▸ **INSTRUCTIONS FOR THE TASK**:
Output verbatim the line with "Serialize everything readable" together with every line beneath it, ending at the last line of the entries.

▸ **Component data from apps and pages**:
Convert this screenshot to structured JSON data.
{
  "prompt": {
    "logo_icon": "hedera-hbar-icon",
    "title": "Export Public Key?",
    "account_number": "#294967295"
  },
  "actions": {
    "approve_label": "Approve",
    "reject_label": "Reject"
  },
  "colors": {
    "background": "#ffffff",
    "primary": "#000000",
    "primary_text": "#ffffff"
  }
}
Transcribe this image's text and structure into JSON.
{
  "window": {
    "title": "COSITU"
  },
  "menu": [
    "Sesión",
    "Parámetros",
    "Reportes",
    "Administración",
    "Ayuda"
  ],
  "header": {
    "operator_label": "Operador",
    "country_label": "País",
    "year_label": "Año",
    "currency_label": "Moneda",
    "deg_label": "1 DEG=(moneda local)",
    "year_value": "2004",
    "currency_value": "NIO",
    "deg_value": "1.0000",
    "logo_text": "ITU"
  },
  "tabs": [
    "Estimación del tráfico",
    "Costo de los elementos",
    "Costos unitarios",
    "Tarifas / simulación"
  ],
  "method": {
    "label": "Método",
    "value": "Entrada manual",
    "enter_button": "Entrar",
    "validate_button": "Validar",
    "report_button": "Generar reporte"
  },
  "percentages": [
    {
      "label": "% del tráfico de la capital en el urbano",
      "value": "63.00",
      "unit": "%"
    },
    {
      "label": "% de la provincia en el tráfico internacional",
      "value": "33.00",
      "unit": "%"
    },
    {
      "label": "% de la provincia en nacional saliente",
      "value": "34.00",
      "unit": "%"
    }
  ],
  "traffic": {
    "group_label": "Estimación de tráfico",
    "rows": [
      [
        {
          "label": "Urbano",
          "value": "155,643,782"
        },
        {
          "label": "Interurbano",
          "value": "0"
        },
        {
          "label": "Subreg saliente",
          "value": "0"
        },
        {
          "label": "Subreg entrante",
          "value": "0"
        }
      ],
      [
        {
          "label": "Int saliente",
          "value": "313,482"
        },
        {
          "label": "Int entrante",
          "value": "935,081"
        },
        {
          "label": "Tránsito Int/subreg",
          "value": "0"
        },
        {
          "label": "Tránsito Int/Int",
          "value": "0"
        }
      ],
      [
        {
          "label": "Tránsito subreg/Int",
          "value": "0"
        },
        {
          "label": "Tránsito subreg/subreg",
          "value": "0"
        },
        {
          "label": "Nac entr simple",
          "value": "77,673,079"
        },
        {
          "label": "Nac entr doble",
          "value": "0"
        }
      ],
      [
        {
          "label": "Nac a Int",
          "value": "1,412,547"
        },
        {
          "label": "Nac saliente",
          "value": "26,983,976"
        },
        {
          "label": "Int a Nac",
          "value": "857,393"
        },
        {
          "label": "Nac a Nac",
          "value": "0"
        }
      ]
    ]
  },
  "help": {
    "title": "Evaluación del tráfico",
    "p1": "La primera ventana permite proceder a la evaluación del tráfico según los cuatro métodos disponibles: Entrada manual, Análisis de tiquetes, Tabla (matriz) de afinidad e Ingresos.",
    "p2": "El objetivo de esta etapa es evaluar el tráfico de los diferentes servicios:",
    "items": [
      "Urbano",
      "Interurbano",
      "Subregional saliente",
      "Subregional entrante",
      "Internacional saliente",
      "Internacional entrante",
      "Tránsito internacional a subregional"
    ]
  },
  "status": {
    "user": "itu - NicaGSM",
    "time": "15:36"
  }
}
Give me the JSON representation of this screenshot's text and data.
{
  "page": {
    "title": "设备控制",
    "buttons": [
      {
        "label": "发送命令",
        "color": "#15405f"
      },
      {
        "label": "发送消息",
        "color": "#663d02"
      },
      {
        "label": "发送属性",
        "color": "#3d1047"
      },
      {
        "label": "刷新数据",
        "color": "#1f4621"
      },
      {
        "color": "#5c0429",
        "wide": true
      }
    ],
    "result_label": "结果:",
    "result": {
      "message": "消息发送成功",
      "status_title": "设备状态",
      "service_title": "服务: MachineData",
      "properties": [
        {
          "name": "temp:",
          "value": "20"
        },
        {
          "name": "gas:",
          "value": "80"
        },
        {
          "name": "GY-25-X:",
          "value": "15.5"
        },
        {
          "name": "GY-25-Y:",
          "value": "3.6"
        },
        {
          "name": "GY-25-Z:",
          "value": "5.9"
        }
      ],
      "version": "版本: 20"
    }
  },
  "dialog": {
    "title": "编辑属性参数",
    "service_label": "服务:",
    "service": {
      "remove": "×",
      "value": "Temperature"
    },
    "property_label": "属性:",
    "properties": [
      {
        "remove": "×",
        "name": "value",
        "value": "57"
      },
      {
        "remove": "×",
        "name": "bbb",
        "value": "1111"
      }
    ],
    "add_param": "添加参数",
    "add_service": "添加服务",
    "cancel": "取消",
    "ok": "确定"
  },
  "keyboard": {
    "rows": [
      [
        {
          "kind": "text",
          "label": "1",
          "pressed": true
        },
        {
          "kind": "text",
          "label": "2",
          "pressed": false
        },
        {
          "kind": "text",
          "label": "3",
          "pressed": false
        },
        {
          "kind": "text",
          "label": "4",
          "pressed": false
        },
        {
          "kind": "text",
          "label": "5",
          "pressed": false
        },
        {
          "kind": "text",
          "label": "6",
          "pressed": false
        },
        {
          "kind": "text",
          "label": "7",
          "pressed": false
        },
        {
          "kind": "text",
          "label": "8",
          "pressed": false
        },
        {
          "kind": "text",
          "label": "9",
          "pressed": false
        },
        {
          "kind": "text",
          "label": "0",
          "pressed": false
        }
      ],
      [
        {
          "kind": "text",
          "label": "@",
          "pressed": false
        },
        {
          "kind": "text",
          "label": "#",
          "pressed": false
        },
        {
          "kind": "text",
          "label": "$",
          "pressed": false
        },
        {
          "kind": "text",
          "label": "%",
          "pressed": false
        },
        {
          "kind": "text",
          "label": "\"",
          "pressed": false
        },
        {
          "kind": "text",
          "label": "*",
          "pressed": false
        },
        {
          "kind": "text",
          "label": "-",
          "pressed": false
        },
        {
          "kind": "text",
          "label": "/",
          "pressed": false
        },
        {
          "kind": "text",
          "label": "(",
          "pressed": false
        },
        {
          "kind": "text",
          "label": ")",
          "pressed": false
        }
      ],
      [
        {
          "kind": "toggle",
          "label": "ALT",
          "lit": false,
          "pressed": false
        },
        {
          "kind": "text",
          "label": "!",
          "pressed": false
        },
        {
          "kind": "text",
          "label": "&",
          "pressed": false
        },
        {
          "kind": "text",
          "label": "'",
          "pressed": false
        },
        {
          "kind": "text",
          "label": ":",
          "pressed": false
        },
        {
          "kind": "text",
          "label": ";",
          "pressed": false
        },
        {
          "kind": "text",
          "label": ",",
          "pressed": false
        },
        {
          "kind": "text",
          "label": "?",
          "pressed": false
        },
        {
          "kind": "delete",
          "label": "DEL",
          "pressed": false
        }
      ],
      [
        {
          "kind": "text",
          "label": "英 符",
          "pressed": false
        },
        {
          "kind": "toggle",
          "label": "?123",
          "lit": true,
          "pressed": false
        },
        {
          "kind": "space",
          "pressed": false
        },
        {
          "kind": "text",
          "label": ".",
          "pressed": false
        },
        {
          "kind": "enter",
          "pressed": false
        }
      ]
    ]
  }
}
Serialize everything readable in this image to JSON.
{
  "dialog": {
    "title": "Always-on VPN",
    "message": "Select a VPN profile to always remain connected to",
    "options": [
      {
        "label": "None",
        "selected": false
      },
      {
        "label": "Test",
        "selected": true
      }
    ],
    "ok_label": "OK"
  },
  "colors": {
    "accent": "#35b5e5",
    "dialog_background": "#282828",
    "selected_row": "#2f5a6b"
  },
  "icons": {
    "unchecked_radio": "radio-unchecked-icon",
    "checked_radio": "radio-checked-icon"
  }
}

▸ **WRITTEN ANSWER**:
Serialize everything readable in this image to JSON.
{
  "dialog": {
    "title": "Always-on VPN",
    "message": "Select a VPN profile to always remain connected to",
    "options": [
      {
        "label": "None",
        "selected": false
      },
      {
        "label": "Test",
        "selected": true
      }
    ],
    "ok_label": "OK"
  },
  "colors": {
    "accent": "#35b5e5",
    "dialog_background": "#282828",
    "selected_row": "#2f5a6b"
  },
  "icons": {
    "unchecked_radio": "radio-unchecked-icon",
    "checked_radio": "radio-checked-icon"
  }
}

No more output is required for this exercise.